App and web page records
---

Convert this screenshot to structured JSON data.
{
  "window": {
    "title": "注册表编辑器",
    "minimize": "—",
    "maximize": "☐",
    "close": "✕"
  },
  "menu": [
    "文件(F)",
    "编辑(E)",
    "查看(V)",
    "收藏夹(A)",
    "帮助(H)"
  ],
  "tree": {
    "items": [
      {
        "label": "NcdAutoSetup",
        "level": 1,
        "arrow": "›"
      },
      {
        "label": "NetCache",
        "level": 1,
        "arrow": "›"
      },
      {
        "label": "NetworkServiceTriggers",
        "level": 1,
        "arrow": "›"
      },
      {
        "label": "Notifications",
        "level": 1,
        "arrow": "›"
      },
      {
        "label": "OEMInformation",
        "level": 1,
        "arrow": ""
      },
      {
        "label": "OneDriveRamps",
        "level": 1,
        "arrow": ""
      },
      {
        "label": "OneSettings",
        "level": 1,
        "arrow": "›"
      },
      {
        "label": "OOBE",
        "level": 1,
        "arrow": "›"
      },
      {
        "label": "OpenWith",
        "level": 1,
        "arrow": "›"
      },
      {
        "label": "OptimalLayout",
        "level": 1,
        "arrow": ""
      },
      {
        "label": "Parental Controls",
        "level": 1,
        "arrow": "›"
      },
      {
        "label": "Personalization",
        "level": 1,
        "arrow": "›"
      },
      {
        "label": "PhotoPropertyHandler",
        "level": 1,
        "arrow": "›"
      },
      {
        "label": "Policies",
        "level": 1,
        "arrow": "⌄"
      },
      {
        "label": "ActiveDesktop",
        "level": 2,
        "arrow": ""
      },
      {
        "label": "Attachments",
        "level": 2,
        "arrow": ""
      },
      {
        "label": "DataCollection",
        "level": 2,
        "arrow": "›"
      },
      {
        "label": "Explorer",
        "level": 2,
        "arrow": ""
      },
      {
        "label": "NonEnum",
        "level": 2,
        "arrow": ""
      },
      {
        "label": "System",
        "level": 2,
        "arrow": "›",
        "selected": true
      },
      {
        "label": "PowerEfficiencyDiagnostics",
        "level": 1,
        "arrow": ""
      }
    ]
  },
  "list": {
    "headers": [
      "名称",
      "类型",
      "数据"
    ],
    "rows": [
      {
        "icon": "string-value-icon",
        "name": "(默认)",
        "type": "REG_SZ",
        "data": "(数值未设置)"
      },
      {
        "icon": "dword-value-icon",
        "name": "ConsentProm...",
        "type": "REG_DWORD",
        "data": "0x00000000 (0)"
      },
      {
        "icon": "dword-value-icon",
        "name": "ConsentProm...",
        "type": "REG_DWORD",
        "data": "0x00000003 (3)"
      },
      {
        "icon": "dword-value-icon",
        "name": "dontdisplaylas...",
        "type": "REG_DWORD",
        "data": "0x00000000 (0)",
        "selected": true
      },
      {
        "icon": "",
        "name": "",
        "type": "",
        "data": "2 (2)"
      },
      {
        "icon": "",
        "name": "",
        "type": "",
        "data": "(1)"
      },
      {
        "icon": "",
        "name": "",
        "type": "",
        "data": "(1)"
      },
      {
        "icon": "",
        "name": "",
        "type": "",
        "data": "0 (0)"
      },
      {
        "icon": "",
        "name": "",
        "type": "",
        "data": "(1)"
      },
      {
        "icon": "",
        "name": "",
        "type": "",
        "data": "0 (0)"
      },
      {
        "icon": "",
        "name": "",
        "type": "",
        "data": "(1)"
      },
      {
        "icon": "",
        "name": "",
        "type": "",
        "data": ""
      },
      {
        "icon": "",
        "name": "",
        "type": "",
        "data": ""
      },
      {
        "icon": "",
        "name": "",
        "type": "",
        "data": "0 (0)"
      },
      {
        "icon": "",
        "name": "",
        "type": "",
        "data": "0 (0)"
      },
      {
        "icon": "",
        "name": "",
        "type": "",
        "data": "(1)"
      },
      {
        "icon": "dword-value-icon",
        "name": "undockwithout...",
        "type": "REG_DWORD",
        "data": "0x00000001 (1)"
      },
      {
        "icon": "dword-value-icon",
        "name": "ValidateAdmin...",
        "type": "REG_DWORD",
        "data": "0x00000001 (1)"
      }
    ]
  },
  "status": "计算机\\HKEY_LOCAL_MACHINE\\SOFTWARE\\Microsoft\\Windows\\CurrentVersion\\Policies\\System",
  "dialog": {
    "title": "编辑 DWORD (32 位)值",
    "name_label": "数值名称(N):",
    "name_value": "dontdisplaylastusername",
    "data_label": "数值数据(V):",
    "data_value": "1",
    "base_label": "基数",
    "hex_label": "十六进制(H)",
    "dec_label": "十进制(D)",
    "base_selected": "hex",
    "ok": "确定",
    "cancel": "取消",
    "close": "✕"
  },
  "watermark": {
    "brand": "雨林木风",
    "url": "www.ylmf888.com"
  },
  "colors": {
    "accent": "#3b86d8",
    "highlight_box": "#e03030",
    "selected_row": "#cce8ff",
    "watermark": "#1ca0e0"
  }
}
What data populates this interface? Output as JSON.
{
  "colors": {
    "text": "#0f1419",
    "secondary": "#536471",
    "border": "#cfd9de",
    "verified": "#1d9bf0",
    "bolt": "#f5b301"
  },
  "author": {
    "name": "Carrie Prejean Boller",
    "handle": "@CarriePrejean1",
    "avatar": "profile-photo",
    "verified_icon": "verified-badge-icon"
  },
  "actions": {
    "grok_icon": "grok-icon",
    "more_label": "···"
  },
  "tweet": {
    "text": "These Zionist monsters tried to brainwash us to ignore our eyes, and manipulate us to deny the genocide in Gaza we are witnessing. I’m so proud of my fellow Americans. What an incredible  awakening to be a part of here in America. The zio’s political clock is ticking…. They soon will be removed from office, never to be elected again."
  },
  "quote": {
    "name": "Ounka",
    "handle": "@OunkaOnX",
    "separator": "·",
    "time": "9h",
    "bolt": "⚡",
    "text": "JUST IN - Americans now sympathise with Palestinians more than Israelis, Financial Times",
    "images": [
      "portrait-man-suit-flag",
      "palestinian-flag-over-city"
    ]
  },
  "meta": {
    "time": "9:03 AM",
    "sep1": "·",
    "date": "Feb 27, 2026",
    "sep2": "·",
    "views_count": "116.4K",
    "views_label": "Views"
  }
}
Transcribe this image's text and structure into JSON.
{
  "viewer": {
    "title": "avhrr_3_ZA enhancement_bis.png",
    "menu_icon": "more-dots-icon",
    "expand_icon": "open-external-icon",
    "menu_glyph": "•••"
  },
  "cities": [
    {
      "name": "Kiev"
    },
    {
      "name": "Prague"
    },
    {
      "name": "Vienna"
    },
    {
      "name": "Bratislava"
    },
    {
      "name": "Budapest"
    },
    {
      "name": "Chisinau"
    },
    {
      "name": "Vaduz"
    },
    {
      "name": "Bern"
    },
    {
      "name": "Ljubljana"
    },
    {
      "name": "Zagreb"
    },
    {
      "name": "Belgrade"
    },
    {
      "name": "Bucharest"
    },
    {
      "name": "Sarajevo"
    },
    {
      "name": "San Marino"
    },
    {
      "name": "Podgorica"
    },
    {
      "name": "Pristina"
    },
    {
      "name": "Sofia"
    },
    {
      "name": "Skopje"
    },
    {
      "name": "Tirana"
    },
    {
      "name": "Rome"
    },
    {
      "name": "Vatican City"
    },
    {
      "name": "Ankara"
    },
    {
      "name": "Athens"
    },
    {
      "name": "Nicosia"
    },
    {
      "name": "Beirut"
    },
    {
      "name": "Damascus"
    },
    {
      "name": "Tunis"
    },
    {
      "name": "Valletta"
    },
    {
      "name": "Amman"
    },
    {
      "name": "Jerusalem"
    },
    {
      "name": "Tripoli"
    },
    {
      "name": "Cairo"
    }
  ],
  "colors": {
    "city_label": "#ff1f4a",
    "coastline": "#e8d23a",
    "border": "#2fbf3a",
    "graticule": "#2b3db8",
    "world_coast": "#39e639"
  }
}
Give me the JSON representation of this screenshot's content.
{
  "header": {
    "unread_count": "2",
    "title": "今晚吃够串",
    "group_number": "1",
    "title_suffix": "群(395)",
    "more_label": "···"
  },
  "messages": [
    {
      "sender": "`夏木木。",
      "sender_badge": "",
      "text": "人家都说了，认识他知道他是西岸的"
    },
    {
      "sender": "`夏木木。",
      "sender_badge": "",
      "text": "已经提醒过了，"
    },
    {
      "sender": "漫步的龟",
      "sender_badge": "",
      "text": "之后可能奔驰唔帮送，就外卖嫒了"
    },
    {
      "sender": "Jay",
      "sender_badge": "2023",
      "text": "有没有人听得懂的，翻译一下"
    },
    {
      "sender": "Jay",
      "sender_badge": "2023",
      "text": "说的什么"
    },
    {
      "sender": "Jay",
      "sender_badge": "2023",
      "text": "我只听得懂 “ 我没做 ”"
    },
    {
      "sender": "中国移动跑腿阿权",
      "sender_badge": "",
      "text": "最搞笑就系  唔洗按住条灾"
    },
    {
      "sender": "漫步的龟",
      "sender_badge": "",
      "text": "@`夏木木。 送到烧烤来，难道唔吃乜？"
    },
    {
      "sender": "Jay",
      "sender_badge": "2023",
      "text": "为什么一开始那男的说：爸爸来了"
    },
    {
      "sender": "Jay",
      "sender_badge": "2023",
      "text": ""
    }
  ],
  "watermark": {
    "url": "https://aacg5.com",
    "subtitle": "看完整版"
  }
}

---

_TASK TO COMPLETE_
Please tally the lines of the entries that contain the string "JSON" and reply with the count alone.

_RESPONSE TO THIS TASK_
4